> **SUPPLIED RECORDS**

+---+

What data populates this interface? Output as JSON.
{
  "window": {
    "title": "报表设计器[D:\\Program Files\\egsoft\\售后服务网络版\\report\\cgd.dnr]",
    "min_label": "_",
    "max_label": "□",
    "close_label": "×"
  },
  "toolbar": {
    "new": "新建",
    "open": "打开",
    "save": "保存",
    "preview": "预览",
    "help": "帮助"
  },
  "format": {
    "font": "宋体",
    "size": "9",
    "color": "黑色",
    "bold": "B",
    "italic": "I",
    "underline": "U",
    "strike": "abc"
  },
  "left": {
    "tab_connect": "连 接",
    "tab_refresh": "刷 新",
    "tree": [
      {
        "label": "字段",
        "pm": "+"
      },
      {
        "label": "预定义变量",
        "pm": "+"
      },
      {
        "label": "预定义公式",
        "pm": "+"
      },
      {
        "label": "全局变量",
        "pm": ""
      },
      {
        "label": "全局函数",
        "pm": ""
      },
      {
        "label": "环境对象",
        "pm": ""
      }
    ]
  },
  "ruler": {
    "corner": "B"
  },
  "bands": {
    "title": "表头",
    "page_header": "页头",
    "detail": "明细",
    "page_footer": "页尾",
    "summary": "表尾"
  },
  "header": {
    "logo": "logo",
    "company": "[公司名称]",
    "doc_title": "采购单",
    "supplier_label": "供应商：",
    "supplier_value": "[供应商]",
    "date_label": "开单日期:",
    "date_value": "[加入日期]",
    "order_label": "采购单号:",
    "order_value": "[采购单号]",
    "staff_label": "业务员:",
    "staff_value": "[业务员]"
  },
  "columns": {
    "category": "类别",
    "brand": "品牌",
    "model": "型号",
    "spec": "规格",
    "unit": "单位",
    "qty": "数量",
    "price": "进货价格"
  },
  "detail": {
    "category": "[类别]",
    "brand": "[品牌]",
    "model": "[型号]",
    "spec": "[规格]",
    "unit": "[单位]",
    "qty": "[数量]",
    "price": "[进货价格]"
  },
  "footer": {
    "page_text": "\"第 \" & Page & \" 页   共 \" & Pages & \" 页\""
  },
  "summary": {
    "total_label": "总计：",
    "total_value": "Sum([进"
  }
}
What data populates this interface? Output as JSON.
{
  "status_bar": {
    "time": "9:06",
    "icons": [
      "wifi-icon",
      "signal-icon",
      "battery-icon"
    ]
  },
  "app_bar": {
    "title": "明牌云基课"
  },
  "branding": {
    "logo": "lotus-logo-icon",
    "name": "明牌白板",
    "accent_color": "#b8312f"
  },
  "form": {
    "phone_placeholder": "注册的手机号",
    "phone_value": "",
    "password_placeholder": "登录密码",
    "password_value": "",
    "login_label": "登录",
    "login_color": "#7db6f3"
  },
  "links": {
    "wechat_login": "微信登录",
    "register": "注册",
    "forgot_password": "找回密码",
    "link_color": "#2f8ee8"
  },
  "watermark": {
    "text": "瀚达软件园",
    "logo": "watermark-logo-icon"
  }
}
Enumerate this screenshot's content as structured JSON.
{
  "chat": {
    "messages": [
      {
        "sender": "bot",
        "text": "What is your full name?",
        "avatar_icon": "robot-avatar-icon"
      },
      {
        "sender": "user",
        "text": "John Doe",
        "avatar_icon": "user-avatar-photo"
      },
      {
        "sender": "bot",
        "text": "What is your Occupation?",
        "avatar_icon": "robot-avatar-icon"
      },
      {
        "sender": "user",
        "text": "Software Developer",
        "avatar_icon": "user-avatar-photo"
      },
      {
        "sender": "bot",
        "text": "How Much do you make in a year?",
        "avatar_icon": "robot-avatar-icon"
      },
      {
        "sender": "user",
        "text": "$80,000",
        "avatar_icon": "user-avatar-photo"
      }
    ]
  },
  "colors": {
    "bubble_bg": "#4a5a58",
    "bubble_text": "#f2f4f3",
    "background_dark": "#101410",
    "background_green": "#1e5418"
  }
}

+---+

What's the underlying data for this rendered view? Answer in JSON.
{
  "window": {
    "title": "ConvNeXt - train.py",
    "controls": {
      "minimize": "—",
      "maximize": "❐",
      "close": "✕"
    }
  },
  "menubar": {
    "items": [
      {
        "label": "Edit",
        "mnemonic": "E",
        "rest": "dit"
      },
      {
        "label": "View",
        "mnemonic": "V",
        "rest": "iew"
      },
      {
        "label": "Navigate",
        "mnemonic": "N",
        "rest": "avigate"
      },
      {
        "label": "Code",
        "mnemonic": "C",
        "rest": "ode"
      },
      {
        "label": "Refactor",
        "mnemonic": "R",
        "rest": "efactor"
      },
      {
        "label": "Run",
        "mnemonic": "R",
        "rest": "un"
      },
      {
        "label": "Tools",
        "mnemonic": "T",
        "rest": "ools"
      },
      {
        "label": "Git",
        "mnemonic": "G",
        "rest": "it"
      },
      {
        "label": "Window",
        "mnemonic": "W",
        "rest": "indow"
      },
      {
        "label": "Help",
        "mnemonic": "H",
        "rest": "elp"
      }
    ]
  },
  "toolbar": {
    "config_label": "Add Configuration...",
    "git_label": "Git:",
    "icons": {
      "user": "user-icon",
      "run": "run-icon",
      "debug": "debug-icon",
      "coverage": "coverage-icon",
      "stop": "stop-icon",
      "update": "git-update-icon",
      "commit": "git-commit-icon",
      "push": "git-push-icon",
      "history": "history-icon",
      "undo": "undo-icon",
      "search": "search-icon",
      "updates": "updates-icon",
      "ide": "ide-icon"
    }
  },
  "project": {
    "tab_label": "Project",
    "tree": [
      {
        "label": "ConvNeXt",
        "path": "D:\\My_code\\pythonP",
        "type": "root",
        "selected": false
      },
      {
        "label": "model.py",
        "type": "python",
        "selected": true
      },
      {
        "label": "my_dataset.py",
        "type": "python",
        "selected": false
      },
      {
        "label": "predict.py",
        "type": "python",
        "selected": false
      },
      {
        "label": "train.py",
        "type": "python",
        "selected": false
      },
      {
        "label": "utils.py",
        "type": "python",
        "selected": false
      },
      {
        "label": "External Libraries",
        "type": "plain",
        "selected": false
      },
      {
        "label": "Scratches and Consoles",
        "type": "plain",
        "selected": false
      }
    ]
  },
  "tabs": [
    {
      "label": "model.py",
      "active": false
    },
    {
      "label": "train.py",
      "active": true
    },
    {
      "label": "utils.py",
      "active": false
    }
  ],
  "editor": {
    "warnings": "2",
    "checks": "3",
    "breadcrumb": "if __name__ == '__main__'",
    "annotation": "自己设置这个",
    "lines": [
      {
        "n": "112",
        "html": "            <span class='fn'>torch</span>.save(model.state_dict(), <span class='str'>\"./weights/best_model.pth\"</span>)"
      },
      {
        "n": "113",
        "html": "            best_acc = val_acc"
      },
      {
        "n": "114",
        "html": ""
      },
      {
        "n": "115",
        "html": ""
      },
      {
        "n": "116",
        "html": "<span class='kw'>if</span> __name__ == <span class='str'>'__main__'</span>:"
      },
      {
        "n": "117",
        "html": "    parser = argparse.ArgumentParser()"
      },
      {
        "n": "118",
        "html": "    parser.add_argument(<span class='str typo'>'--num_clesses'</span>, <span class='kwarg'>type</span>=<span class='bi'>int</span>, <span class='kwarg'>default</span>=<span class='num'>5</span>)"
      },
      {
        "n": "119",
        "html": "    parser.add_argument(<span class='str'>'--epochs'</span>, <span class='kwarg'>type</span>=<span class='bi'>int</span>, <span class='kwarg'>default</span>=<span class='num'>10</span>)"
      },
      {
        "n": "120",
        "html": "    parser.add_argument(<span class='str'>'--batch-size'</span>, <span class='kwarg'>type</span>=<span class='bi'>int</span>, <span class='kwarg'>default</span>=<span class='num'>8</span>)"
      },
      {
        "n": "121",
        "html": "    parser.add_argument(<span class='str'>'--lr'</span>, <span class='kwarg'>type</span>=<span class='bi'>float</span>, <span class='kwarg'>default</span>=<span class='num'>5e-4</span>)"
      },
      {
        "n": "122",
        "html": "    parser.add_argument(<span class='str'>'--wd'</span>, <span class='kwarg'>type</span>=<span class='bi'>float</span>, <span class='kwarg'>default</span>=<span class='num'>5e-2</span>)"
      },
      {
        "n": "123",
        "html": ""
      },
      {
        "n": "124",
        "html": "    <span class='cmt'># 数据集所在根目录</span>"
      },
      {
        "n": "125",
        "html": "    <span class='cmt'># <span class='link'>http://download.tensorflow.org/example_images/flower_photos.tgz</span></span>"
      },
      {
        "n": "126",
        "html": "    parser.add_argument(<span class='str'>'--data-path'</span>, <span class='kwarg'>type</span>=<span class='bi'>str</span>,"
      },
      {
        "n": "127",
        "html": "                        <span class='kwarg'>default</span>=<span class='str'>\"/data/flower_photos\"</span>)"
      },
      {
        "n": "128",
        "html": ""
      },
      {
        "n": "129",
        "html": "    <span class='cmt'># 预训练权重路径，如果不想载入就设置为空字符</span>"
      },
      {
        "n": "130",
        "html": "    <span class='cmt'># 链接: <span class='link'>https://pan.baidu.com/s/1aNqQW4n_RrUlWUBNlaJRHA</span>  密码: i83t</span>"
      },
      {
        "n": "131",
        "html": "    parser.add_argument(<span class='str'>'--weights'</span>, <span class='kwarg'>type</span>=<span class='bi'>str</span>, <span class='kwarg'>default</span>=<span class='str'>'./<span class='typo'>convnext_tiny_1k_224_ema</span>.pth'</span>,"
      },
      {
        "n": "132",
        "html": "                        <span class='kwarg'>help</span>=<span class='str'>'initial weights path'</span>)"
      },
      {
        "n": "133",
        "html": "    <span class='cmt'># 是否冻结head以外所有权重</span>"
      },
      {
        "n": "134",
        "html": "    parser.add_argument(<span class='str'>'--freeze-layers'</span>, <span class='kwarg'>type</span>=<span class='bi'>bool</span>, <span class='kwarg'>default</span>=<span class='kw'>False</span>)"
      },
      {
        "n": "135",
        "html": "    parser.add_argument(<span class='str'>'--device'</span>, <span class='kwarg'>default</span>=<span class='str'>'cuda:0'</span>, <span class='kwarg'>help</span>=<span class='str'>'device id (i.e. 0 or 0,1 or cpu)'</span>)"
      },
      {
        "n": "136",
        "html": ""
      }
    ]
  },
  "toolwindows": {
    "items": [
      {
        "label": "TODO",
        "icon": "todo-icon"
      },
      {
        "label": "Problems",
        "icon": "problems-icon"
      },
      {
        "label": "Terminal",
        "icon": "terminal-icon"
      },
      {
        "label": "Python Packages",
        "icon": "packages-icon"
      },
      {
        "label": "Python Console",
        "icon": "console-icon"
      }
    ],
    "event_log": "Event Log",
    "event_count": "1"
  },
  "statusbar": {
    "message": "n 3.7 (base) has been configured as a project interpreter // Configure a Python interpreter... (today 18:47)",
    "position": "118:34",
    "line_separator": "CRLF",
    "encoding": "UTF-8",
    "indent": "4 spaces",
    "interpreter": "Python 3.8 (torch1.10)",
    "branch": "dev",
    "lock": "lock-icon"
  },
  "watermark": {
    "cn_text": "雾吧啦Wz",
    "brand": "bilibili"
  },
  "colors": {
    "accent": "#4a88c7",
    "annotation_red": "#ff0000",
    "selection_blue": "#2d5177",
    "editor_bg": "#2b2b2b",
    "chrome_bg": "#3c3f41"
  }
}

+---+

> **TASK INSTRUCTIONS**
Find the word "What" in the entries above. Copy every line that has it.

> **SOLUTION BELOW**
What data populates this interface? Output as JSON.
What data populates this interface? Output as JSON.
        "text": "What is your full name?",
        "text": "What is your Occupation?",
What's the underlying data for this rendered view? Answer in JSON.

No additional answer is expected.